Where a line in the records holds "date", count it once; return only the final number.

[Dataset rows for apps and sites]
^^^^^^^^

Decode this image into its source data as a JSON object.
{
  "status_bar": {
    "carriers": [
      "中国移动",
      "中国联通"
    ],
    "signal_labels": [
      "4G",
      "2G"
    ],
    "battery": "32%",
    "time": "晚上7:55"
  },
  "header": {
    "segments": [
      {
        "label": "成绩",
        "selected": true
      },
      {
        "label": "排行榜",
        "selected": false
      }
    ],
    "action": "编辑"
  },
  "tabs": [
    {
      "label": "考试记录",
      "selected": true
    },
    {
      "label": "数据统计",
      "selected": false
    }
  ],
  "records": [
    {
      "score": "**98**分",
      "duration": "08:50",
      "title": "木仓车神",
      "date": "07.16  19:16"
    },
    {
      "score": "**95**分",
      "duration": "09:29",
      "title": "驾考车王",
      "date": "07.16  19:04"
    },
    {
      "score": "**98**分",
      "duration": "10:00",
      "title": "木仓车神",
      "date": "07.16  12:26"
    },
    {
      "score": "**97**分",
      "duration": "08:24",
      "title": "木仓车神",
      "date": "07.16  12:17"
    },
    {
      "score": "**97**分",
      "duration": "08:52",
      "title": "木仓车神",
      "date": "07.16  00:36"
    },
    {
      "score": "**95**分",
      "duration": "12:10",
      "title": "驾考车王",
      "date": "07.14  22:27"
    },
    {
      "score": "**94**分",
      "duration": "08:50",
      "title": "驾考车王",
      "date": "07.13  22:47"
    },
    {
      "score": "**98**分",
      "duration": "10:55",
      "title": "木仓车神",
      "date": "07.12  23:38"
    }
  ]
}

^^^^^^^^

*Task result*. 8